CyclaSutra
05-20-2007, 06:22 PM
Heart effects....

Yes, when my thyroid began to go out, I was 24 years old. Had fantastically low cholesterol levels and then they skyrocketed up to about 250 and stayed there despite manic cycling, healthy eating, weight loss, etc. until FINALLY (now I'm 32) this year got a doctor to medicate me to the low end of the TSH range (.5)...

"Magically," my cholesterol fell more than 50 points. The way my naturopathic doctor explains it is that the thyroid helps regulate metabolism, which is your body's furnace, and if it's not burning hot enough, then it won't burn up all the coal, leaving the cholesterol unburned and sticking to your arteries.

I just hope I can reverse the plaque that's prolly in my arteries from having eight years of high cholesterol.

Get a blood test! Get a new doctor! Cross that border if you have to ... good luck!

Shatteredshards
05-22-2007, 12:08 PM
If I miss longer (had to once due to insurance/doctor snafu) I immediately inflate beyond a size that will comfortably fit in my clothes.

Do you have a Sams Club near you? You don't have to be a member to use their pharmacies, and they often have lower rates on medications. I actually get my Levoxyl from them, don't use insurance and pay in cash, and it's only about $33 for 3 months worth. Look into cash payments if you haven't, because sometimes it is cheaper than using insurance, and not having insurance mucking in your meds can help prevent mishaps like that. I also don't have to worry about refill time limits and can get my meds enough in advance that even if something happens (once they were out of my dose for about a week before they could refill my Rx) I still won't miss doses.
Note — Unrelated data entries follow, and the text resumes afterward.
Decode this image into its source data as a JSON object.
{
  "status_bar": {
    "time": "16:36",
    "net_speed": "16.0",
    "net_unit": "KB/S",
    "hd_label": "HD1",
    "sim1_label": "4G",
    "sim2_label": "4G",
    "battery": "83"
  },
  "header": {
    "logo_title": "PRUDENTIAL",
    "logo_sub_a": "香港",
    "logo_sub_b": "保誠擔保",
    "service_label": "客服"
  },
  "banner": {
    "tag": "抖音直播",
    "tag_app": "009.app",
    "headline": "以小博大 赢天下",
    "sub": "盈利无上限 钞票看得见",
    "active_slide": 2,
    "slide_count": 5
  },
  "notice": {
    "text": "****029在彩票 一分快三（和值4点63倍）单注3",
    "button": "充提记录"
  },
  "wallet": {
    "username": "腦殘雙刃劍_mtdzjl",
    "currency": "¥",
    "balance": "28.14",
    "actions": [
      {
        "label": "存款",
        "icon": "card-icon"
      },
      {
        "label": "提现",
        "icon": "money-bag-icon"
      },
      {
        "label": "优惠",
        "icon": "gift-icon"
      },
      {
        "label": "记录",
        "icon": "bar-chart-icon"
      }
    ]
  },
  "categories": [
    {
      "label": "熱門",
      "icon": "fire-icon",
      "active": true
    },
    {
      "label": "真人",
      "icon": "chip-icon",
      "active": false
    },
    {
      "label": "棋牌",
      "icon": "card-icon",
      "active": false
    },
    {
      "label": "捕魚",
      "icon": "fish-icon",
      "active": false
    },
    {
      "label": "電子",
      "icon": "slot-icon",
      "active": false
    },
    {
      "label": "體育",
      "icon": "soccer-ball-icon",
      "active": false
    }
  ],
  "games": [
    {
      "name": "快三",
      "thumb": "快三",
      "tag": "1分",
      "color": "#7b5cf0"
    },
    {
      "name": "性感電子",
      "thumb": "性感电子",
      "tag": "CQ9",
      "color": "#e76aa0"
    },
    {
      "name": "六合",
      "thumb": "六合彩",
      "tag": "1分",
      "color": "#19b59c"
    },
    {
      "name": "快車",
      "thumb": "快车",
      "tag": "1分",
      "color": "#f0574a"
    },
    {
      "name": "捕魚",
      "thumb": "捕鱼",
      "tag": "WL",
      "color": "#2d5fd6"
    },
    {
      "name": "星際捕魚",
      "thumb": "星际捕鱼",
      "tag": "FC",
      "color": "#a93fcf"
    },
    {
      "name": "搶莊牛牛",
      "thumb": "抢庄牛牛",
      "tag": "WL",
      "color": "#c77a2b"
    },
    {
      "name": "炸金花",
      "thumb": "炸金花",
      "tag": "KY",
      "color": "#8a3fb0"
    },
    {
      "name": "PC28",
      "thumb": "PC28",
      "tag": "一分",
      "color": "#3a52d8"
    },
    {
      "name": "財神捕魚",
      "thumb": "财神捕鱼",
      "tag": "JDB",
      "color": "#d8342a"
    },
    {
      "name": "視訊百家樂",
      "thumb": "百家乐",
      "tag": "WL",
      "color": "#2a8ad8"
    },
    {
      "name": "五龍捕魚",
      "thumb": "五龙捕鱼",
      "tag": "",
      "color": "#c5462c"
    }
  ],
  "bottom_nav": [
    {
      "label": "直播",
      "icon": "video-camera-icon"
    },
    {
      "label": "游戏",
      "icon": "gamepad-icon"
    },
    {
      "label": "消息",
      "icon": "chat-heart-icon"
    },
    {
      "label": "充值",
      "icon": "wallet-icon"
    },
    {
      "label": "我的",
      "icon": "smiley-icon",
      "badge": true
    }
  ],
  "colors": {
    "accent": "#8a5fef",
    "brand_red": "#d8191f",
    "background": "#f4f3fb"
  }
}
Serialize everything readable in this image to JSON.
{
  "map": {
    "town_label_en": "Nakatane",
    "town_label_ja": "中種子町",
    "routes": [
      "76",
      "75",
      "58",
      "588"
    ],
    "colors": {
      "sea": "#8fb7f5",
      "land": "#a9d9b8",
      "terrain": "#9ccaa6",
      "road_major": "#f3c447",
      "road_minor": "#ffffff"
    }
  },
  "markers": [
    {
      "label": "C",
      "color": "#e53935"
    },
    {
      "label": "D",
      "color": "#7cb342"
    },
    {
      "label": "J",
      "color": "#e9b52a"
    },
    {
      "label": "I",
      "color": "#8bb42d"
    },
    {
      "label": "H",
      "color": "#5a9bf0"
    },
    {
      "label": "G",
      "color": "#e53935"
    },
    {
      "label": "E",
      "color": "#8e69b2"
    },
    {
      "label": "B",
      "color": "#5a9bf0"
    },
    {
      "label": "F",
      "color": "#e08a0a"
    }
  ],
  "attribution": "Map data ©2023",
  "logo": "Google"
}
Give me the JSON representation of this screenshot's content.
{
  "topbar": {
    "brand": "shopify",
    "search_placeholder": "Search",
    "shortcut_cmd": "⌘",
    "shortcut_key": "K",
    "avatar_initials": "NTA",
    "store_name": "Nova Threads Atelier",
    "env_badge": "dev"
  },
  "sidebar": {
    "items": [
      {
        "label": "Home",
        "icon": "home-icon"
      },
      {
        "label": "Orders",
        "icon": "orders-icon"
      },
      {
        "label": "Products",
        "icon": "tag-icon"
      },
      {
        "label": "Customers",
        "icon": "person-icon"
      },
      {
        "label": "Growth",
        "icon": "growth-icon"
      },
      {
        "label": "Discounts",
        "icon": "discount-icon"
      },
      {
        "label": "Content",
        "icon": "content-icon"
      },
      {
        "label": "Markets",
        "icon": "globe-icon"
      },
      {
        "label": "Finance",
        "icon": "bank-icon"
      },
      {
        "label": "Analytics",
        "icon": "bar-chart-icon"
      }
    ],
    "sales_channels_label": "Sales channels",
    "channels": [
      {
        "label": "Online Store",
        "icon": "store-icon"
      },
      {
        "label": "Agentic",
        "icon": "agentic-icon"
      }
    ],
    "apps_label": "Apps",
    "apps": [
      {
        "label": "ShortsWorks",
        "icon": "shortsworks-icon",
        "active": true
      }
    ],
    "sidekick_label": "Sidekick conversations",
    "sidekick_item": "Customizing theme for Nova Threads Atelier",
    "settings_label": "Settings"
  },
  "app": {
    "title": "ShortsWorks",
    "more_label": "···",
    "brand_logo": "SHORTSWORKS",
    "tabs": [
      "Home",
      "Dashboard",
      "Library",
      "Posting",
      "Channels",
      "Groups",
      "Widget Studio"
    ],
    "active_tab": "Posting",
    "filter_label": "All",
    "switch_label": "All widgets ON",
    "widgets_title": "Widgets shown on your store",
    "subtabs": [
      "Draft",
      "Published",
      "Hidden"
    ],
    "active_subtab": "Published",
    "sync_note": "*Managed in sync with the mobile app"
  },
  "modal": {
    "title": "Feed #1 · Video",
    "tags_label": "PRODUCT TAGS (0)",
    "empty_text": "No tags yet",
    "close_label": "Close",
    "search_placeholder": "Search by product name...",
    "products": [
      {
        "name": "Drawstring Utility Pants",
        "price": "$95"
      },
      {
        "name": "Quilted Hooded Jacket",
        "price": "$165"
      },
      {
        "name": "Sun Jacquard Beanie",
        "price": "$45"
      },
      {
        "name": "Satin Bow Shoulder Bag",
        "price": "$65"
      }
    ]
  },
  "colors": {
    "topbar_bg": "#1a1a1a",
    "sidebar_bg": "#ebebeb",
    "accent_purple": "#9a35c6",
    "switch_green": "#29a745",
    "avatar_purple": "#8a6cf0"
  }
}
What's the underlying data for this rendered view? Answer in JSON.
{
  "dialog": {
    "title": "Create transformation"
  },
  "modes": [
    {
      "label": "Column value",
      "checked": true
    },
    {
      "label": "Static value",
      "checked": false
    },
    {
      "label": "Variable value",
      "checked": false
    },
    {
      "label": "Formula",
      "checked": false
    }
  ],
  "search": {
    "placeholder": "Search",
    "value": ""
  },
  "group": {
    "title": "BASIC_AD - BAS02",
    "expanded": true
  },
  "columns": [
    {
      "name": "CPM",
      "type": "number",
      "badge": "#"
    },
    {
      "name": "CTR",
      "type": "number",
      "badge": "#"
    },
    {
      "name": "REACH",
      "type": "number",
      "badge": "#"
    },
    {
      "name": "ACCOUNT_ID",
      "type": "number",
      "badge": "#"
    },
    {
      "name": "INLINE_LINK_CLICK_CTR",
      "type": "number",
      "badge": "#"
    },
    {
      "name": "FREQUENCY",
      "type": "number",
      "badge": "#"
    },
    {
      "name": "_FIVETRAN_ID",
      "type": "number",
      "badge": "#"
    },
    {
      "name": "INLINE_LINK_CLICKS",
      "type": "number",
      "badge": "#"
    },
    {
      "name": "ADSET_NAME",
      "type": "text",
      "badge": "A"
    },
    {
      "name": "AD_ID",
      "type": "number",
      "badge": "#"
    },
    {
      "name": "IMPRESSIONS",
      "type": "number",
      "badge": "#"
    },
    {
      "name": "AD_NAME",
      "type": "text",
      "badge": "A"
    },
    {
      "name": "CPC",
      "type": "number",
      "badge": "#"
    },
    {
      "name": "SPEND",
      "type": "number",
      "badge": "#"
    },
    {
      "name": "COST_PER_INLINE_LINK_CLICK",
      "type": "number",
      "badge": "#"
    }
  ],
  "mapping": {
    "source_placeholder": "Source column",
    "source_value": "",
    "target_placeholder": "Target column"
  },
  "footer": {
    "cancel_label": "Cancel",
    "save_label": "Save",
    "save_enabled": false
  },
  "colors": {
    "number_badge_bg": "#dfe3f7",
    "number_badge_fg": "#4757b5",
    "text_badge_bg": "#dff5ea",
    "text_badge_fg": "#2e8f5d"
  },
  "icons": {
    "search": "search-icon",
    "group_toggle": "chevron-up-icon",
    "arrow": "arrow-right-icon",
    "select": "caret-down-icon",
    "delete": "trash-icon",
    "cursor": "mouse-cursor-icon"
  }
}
Susan, I wish you luck in getting this solved. I was diagnosed at 3.48 two years ago, so the fact that you were told 3.4 is fine is really wonky.

catherinetnc
05-23-2007, 07:34 AM
Hi ladies-
Similar problems here - I take 75 mcg of Synthroid - latest TSH was 2.4 - doctor says everything good - not interested in T3 or Armour.

Been biking madly for three months - expending anywhere from 400 to 700 calories 4 or 5 times a week, managing food on myfooddiary.com. Gained 7 pounds in that time (and, my clothes are tighter, it can't all be muscle!)

Went to have my RMR tested today - it is 1110. So, they told me I could reach my weight goal of 140 in OCtober of 2009. .2 pounds a week (I am at 160). Thinking my meds are not adequate given my RMR is sooooo low.

A normal RMR for my age and weight is ~1356.

I can't imagine what my RMR would have been if I had tested it 3 months ago when I was sedentary and only walking 4 times a week.

I made an appt. with an integretive doctor in another town who uses t3 supplementation in hypothyroid people. I love my current doctor and hope to keep her for other stuff- just not thyroid -

SO DEPRESSING!!!!!

Susan Campbell
05-23-2007, 08:49 AM
Hi girls,
thanks for the support. If I can't get into the Endo through the back door I will have to go back the Dr. There are no other Dr. taking new patients within an hour of London.

Your words of encouragement have pumped me up again.
I wasn't aware of the heart, but I've noticed a trend in the higher cholestoral,
I'm terribly fatigued, (he just said I'm not enemic, am I not getting enough sleep), memory issues, chipping nails, periods of depression (but I know I'm not a depressed person-too full of life when the energy lets me) low libido etc etc... I just have way to many symptons. I think I'll take my husband the next time. Maybe this jerk responds better to men and also to keep me from sitting on him to read the info.